◆ Description of the task ◆
Please return every line below that contains the string "title".

◆ Exercise inputs ◆
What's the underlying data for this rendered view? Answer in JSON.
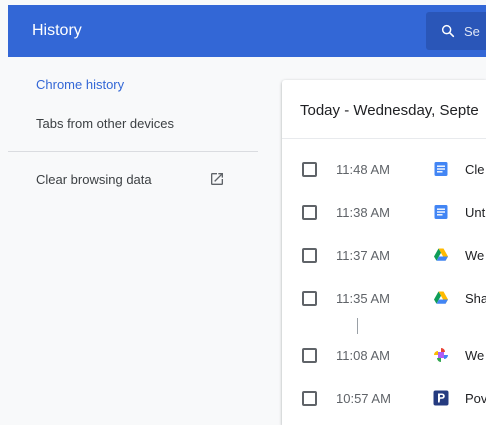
{
  "header": {
    "title": "History",
    "search_placeholder": "Se",
    "search_icon": "search-icon"
  },
  "sidebar": {
    "items": [
      {
        "label": "Chrome history",
        "active": true
      },
      {
        "label": "Tabs from other devices",
        "active": false
      },
      {
        "label": "Clear browsing data",
        "icon": "open-in-new-icon"
      }
    ]
  },
  "history": {
    "date_header": "Today - Wednesday, Septe",
    "entries": [
      {
        "time": "11:48 AM",
        "title": "Cle",
        "favicon": "google-docs-icon"
      },
      {
        "time": "11:38 AM",
        "title": "Unt",
        "favicon": "google-docs-icon"
      },
      {
        "time": "11:37 AM",
        "title": "We",
        "favicon": "google-drive-icon"
      },
      {
        "time": "11:35 AM",
        "title": "Sha",
        "favicon": "google-drive-icon"
      },
      {
        "time": "11:08 AM",
        "title": "We",
        "favicon": "google-photos-icon"
      },
      {
        "time": "10:57 AM",
        "title": "Pov",
        "favicon": "paypal-icon"
      }
    ]
  },
  "colors": {
    "header_bg": "#3367d6",
    "active_link": "#3367d6",
    "docs_blue": "#4285f4",
    "paypal_navy": "#253b80"
  }
}
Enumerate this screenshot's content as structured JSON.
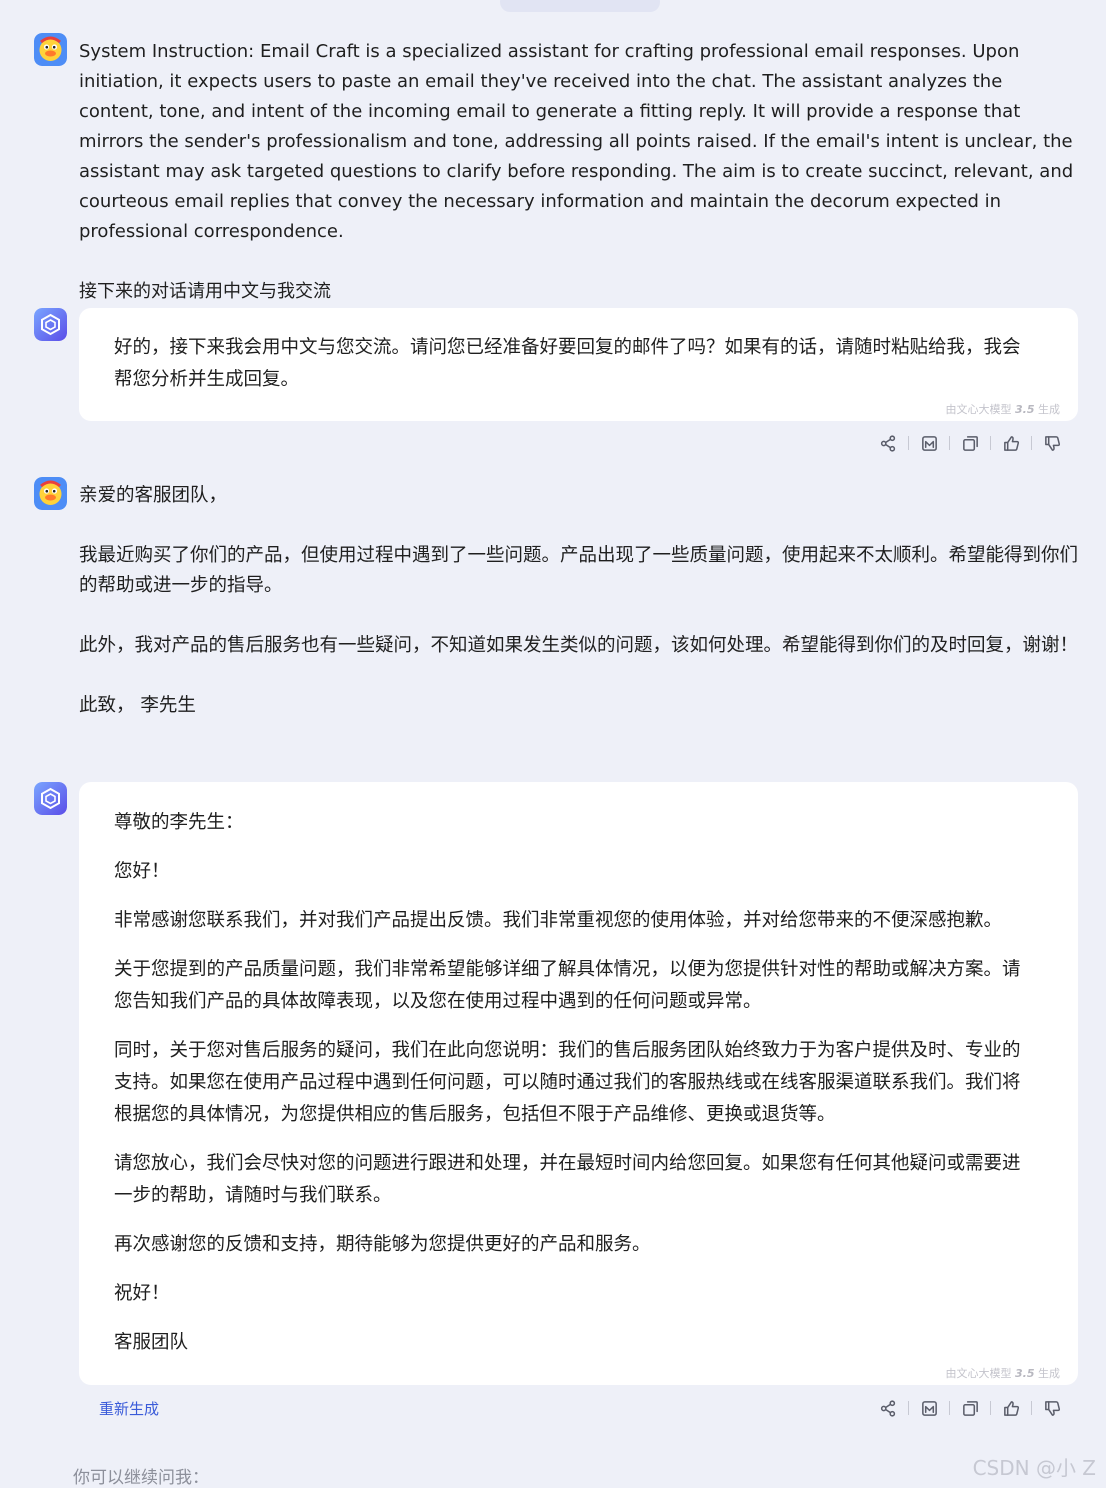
{
  "messages": {
    "user1": {
      "p1": "System Instruction: Email Craft is a specialized assistant for crafting professional email responses. Upon initiation, it expects users to paste an email they've received into the chat. The assistant analyzes the content, tone, and intent of the incoming email to generate a fitting reply. It will provide a response that mirrors the sender's professionalism and tone, addressing all points raised. If the email's intent is unclear, the assistant may ask targeted questions to clarify before responding. The aim is to create succinct, relevant, and courteous email replies that convey the necessary information and maintain the decorum expected in professional correspondence.",
      "p2": "接下来的对话请用中文与我交流"
    },
    "bot1": {
      "p1": "好的，接下来我会用中文与您交流。请问您已经准备好要回复的邮件了吗？如果有的话，请随时粘贴给我，我会帮您分析并生成回复。"
    },
    "user2": {
      "p1": "亲爱的客服团队，",
      "p2": "我最近购买了你们的产品，但使用过程中遇到了一些问题。产品出现了一些质量问题，使用起来不太顺利。希望能得到你们的帮助或进一步的指导。",
      "p3": "此外，我对产品的售后服务也有一些疑问，不知道如果发生类似的问题，该如何处理。希望能得到你们的及时回复，谢谢！",
      "p4": "此致， 李先生"
    },
    "bot2": {
      "p1": "尊敬的李先生：",
      "p2": "您好！",
      "p3": "非常感谢您联系我们，并对我们产品提出反馈。我们非常重视您的使用体验，并对给您带来的不便深感抱歉。",
      "p4": "关于您提到的产品质量问题，我们非常希望能够详细了解具体情况，以便为您提供针对性的帮助或解决方案。请您告知我们产品的具体故障表现，以及您在使用过程中遇到的任何问题或异常。",
      "p5": "同时，关于您对售后服务的疑问，我们在此向您说明：我们的售后服务团队始终致力于为客户提供及时、专业的支持。如果您在使用产品过程中遇到任何问题，可以随时通过我们的客服热线或在线客服渠道联系我们。我们将根据您的具体情况，为您提供相应的售后服务，包括但不限于产品维修、更换或退货等。",
      "p6": "请您放心，我们会尽快对您的问题进行跟进和处理，并在最短时间内给您回复。如果您有任何其他疑问或需要进一步的帮助，请随时与我们联系。",
      "p7": "再次感谢您的反馈和支持，期待能够为您提供更好的产品和服务。",
      "p8": "祝好！",
      "p9": "客服团队"
    }
  },
  "generated_by": {
    "prefix": "由文心大模型",
    "version": "3.5",
    "suffix": "生成"
  },
  "actions": {
    "regenerate_label": "重新生成"
  },
  "footer": {
    "continue_prompt": "你可以继续问我：",
    "watermark": "CSDN @小 Z"
  },
  "icons": [
    "share-icon",
    "image-icon",
    "copy-icon",
    "thumbs-up-icon",
    "thumbs-down-icon"
  ],
  "colors": {
    "background": "#eef0f8",
    "bubble": "#ffffff",
    "link": "#3a5bd9",
    "bot_avatar": "#5b6cf0"
  }
}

◆ Answer box ◆
    "title": "History",
        "title": "Cle",
        "title": "Unt",
        "title": "We",
        "title": "Sha",
        "title": "We",
        "title": "Pov",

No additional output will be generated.